by Colum McCann
Reviewed by Miles Lowry
To my way of thinking, there is nothing more delightful than to be a stranger. And so I mingle with human beings, because they are not of my kind, and precisely in order to be a stranger among them. - Song of the Swallow: The Thousand and One Nights
Apeirogon - a novel by Colum McCann
Colum McCann’s 7th Novel, Apeirogon, forms an intimate labyrinth around the palpable grief living within its pages. It is the real-life story of Bassam Aramin and Rami Elhanan, a Palestinian and an Israeli, who meet after the deaths of their daughters, Abir and Smadar, each killed during their daily routines. By Wiki-definition an apeirogon is “a mathematical form with an infinitely countable number of sides”.
Echoing the folk tales of The Thousand and One Nights, the book is shaped in 1001 numbered sections of varying lengths. Through this exploration of form and with emotional heft, we discover a story in pieces, shattered and coming back together so as not to be forgotten. The form of the novel’s multiple sections sometimes is pared to a few sentences or a single phrase. Occasionally a blank space is framed on the page in a thin black line. Within this complex and at times disturbingly precise real-life account the effect of a blank space is strangely chilling, a sense of something permanently gone. The occasional photograph also appears and is left to speak for itself.
The book reveals its facets in these sensitive details. Migratory birds freely pass over the walls and barriers that humans have built as the families cherish the last smells and textures, those sensual gifts left to the grieving parent. Their daughter’s lives and teenage obsessions become their obsessions, ways of holding onto the person whose life is taken in a terrible finite instance. The effect on the reader is powerful. McCann takes us where words and images are born in crucial moments.

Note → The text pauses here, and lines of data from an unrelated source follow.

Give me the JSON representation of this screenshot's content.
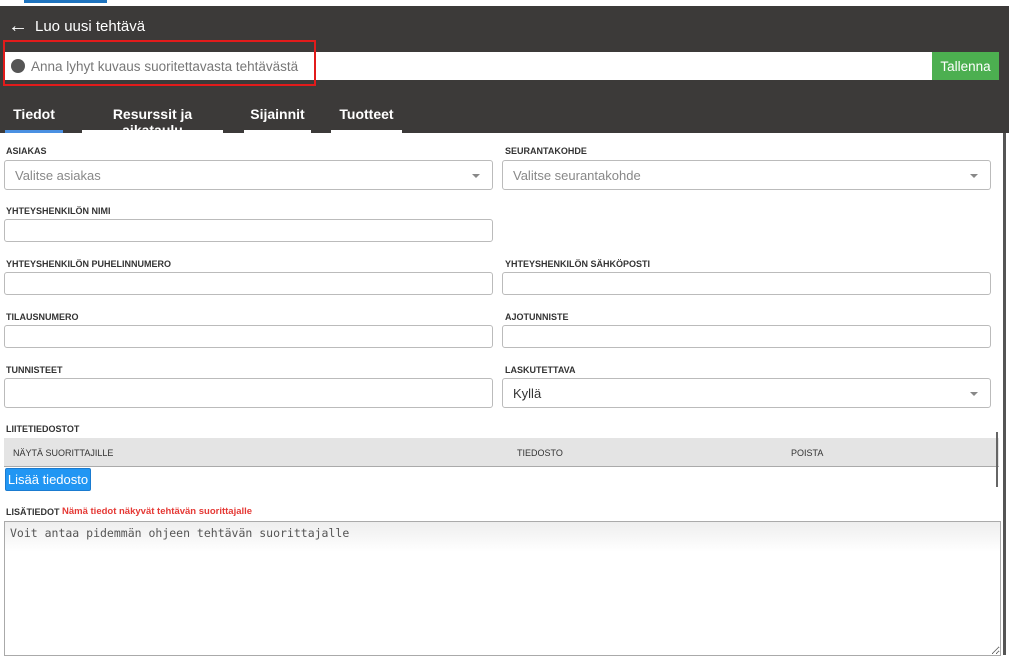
{
  "header": {
    "title": "Luo uusi tehtävä",
    "description_placeholder": "Anna lyhyt kuvaus suoritettavasta tehtävästä",
    "save_label": "Tallenna"
  },
  "tabs": [
    {
      "label": "Tiedot",
      "active": true
    },
    {
      "label": "Resurssit ja aikataulu"
    },
    {
      "label": "Sijainnit"
    },
    {
      "label": "Tuotteet"
    }
  ],
  "form": {
    "customer": {
      "label": "ASIAKAS",
      "placeholder": "Valitse asiakas"
    },
    "tracking": {
      "label": "SEURANTAKOHDE",
      "placeholder": "Valitse seurantakohde"
    },
    "contact_name": {
      "label": "YHTEYSHENKILÖN NIMI"
    },
    "contact_phone": {
      "label": "YHTEYSHENKILÖN PUHELINNUMERO"
    },
    "contact_email": {
      "label": "YHTEYSHENKILÖN SÄHKÖPOSTI"
    },
    "order_number": {
      "label": "TILAUSNUMERO"
    },
    "run_id": {
      "label": "AJOTUNNISTE"
    },
    "tags": {
      "label": "TUNNISTEET"
    },
    "billable": {
      "label": "LASKUTETTAVA",
      "value": "Kyllä"
    }
  },
  "attachments": {
    "label": "LIITETIEDOSTOT",
    "columns": [
      "NÄYTÄ SUORITTAJILLE",
      "TIEDOSTO",
      "POISTA"
    ],
    "add_label": "Lisää tiedosto"
  },
  "notes": {
    "label": "LISÄTIEDOT",
    "warning": "Nämä tiedot näkyvät tehtävän suorittajalle",
    "placeholder": "Voit antaa pidemmän ohjeen tehtävän suorittajalle"
  },
  "colors": {
    "header": "#3c3a39",
    "save": "#4caf50",
    "add": "#2196f3",
    "warning": "#e53935"
  }
}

At the novel’s numeric centre we find ourselves at the emotional heart of the book where each father’s personal testimonial is contained. In the shared gatherings of a Parents Circle they speak and listen, finally with a safe place to honour their losses.They speak in their own voices telling their story to strangers. This friendship in grief also gives them a place to reach out. Here they find others who feel the need to make their loss something meaningful. They are all looking to a future their child will never see.

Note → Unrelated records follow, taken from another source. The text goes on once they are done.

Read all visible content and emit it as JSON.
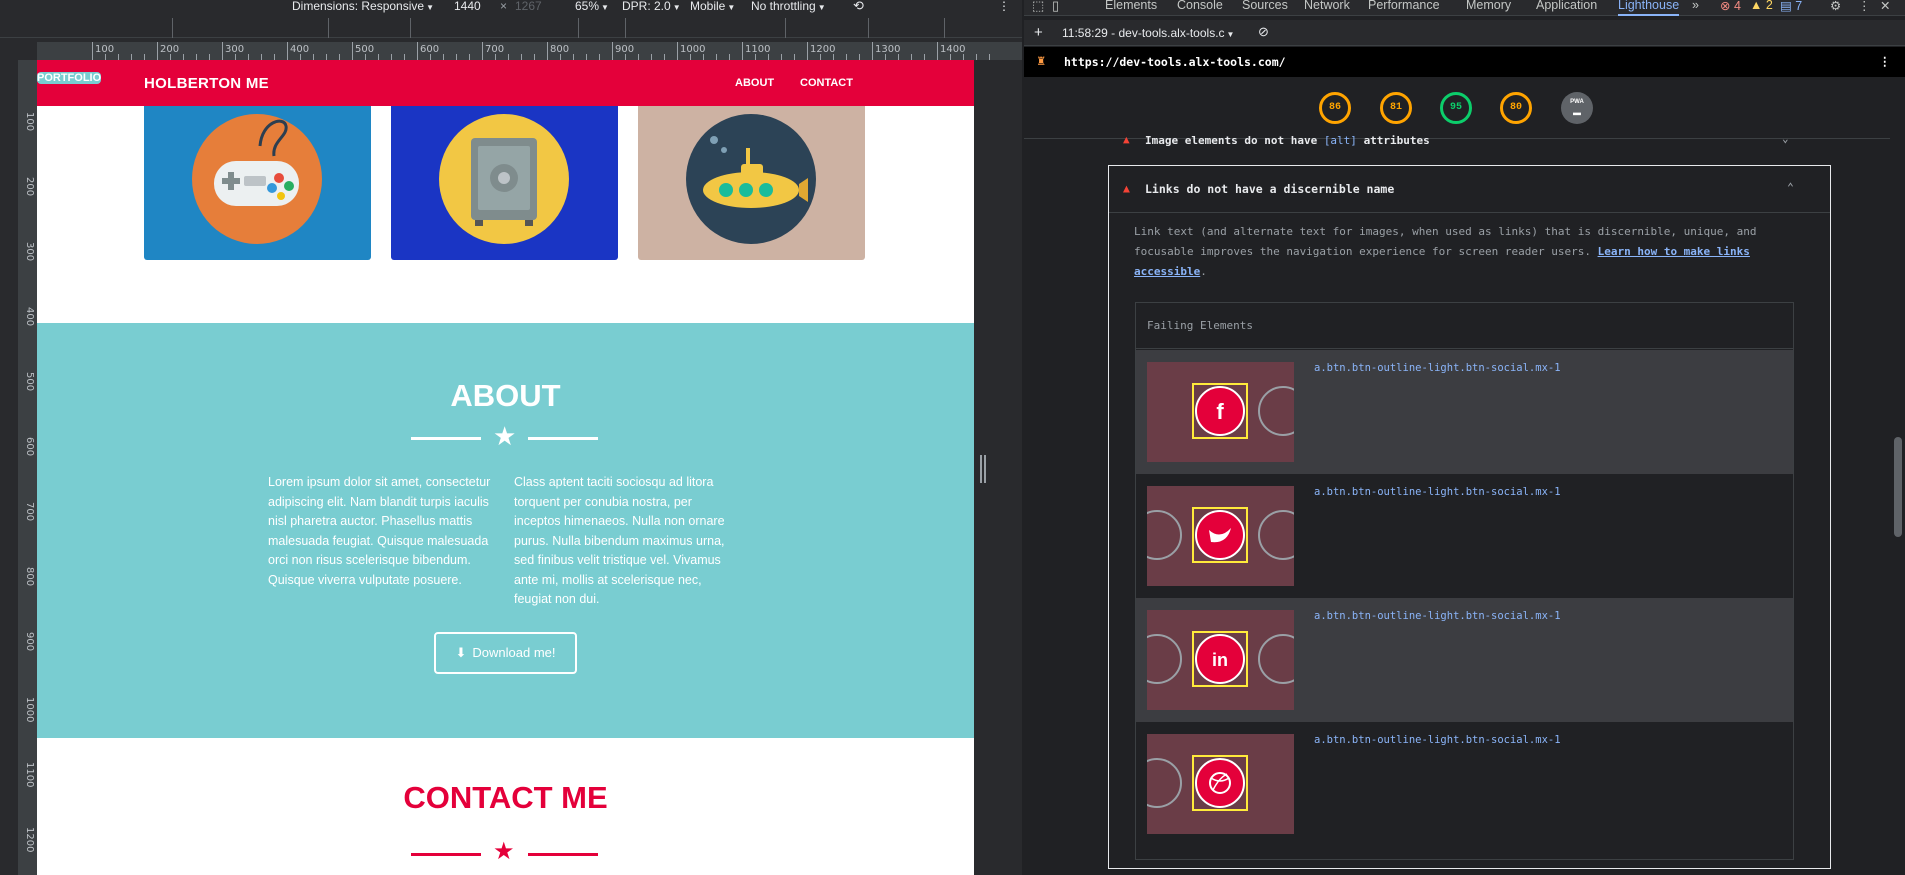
{
  "device_toolbar": {
    "dimensions_label": "Dimensions: Responsive",
    "width": "1440",
    "times": "×",
    "height": "1267",
    "zoom": "65%",
    "dpr": "DPR: 2.0",
    "device_type": "Mobile",
    "throttling": "No throttling"
  },
  "ruler": {
    "h_labels": [
      "100",
      "200",
      "300",
      "400",
      "500",
      "600",
      "700",
      "800",
      "900",
      "1000",
      "1100",
      "1200",
      "1300",
      "1400"
    ],
    "v_labels": [
      "100",
      "200",
      "300",
      "400",
      "500",
      "600",
      "700",
      "800",
      "900",
      "1000",
      "1100",
      "1200"
    ]
  },
  "site": {
    "brand": "HOLBERTON ME",
    "nav": [
      "PORTFOLIO",
      "ABOUT",
      "CONTACT"
    ],
    "about_title": "ABOUT",
    "about_col1": "Lorem ipsum dolor sit amet, consectetur adipiscing elit. Nam blandit turpis iaculis nisl pharetra auctor. Phasellus mattis malesuada feugiat. Quisque malesuada orci non risus scelerisque bibendum. Quisque viverra vulputate posuere.",
    "about_col2": "Class aptent taciti sociosqu ad litora torquent per conubia nostra, per inceptos himenaeos. Nulla non ornare purus. Nulla bibendum maximus urna, sed finibus velit tristique vel. Vivamus ante mi, mollis at scelerisque nec, feugiat non dui.",
    "download_label": "Download me!",
    "contact_title": "CONTACT ME",
    "colors": {
      "brand_red": "#e4003a",
      "teal": "#79cdd1"
    }
  },
  "devtools": {
    "tabs": [
      "Elements",
      "Console",
      "Sources",
      "Network",
      "Performance",
      "Memory",
      "Application",
      "Lighthouse"
    ],
    "more_tabs": "»",
    "errors": "4",
    "warnings": "2",
    "messages": "7",
    "report_time": "11:58:29 - dev-tools.alx-tools.c",
    "url": "https://dev-tools.alx-tools.com/",
    "scores": [
      {
        "value": "86",
        "color": "#ffa400"
      },
      {
        "value": "81",
        "color": "#ffa400"
      },
      {
        "value": "95",
        "color": "#0cce6b"
      },
      {
        "value": "80",
        "color": "#ffa400"
      }
    ],
    "pwa_label": "PWA",
    "prev_audit_prefix": "Image elements do not have",
    "prev_audit_code": "[alt]",
    "prev_audit_suffix": "attributes",
    "audit_title": "Links do not have a discernible name",
    "audit_desc": "Link text (and alternate text for images, when used as links) that is discernible, unique, and focusable improves the navigation experience for screen reader users.",
    "audit_link": "Learn how to make links accessible",
    "audit_period": ".",
    "failing_header": "Failing Elements",
    "failing": [
      {
        "selector": "a.btn.btn-outline-light.btn-social.mx-1",
        "icon": "f"
      },
      {
        "selector": "a.btn.btn-outline-light.btn-social.mx-1",
        "icon": "twitter"
      },
      {
        "selector": "a.btn.btn-outline-light.btn-social.mx-1",
        "icon": "in"
      },
      {
        "selector": "a.btn.btn-outline-light.btn-social.mx-1",
        "icon": "dribbble"
      }
    ]
  }
}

In some ways this conflict is close to home for the Dublin born Mccann, author of the National Book Award winning, Let the Great World Spin, and many highly acclaimed works. McCann’s Irish roots are never far from his heart and mind. The troubles in Ireland are painfully similar as are the complexities of occupation, a word still most likely to divide a room or stir a strong conversation in today’s dangerous political climate.
Bassam and Rami now in their 60’s have carried on with their lives. McCann, a father himself, formed a deep connection with these men who gave him permission to freely create a story from their story. Shared histories have given them each an education in the everyday existence of the occupied and occupier. They use their voices to communicate and to invite solutions. McCann, an observer in a delicate zone of disputed ideologies and political histories, must navigate ethical issues and the nuanced propaganda of the historic records. As a stranger to both cultures there is potential for the author to sway the reader with selective observations. Yet, what he finds in these two fathers is a clear example of the possible ways peace is grown and harboured. In Apeirogon, McCann does not pretend to present solutions but reminds us that their experience is current enough to jog our recent memories and old enough to carry its song into past generations.
Like seasoned musicians the men repeat their story to new audiences all over the world. Always on the edge of reliving their pain they are bolstered by the work of taking something broken and building a sense of peace from within, from the ground up, step by step, piecing it back together from something blown into a thousand and one fragments.
Miles Lowry May 2021